Bob, 26, junior salesman

A: It’s a shame to work for someone who lets you down, especially when you are just starting out.

One risk is that it will give you a cynical view about the business world based on a limited, and unfortunate, experience. Be careful to guard against this; it’s within your control to continue to expect positive leadership from your bosses and others around you. If you succumb to negativity, you will be at even more risk of generating the type of environment you’re reacting against now.

Now think about your vision and goals for your career. Rather than thinking in terms of positions you would like to hold, consider the skills you’d like to acquire and the experiences you would like to have.

From this point of view, how well is your current position serving you?

Realistically, entry-level jobs often have a fair amount of repetitive work, getting the labor of business done. While some of it may be mundane, it goes with the territory. The key is having enough new tasks salted into the workload so that you keep learning.

If these have been promised and withheld, then you are being sidelined at yet another level.

Take a dispassionate look at your own performance. If you were assessing someone else rather than looking in a mirror, what would you say? If there are gaps in motivation or performance, own up to them, as they could also be playing a part in your boss’ behavior.

With all this in mind, make a plan to communicate with your boss. If you don’t already have regular one-on-one meetings, this is part of the problem. If you do, request to focus on your future growth and opportunities in an upcoming meeting.

Then, do your preparation. Make a list of the unfulfilled promises and refresh your memory on the other opportunities you’ve passed on.

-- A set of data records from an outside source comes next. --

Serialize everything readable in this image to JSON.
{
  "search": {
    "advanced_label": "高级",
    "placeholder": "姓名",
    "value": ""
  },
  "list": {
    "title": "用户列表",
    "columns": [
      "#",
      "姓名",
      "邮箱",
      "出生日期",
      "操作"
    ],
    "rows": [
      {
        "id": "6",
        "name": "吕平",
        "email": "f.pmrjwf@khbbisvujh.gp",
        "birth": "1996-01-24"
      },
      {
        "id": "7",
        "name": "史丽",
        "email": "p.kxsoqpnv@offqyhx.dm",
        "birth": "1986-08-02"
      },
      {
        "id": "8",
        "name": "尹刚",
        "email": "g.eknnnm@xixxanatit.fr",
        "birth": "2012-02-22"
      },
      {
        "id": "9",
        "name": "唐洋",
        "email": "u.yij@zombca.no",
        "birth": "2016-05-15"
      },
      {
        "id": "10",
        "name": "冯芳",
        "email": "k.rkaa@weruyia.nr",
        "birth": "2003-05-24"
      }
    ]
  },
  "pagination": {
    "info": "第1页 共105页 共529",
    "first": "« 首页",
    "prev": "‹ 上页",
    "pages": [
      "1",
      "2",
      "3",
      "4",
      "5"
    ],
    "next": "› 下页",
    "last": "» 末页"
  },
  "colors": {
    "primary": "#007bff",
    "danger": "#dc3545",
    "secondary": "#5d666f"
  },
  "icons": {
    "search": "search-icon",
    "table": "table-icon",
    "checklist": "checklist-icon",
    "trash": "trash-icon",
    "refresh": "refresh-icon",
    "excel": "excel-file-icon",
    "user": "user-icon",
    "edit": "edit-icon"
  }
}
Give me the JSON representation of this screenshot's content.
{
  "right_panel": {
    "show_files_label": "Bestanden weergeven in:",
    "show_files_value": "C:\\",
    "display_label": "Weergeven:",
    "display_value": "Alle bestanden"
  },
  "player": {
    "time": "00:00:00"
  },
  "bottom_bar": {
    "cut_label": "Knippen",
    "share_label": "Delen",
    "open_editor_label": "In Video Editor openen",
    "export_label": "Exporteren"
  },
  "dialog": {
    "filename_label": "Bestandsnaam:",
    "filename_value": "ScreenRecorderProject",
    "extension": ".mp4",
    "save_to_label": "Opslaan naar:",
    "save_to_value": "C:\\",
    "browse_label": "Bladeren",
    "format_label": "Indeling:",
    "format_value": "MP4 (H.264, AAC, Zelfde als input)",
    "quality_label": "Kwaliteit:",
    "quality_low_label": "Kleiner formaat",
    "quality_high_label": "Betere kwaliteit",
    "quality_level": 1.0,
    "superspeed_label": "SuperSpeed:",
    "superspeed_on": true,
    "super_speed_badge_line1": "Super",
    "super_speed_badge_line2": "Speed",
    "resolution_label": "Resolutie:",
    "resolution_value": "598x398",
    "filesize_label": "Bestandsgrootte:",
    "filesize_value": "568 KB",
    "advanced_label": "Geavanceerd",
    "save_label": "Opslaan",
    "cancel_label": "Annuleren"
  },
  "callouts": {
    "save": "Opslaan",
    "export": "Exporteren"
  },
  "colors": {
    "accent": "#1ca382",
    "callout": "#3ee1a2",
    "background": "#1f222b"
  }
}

Know what you want to accomplish. Presumably you want to get her on board with coming through for you. Keep your end game in mind, and be ready to manage your emotions in the conversation. Consider role playing how the conversation could go with a friend, looking at all the issues that may surface. You will be more effective as you’ll be less apt to be blindsided by an unexpected reaction.

Be ready to hold her accountable. The problem with her past promises may have been that they were vague, “someday” statements. Now it’s time to pin her down. Be positive and proactive (what manager can argue with that) but very, very persistent.

Then face it. She may be a dead end for you. Consider ways to find new roles at your current company if you like it there, or start taking steps to look elsewhere. Again, positivity will serve you well, as no one wants to hire someone leaving with a grievance.

 

What challenges do you face at work? Send your questions to Liz Reyer, leadership coach and president of Reyer Coaching & Consulting in Eagan. She can be reached at liz@deliverchange.com.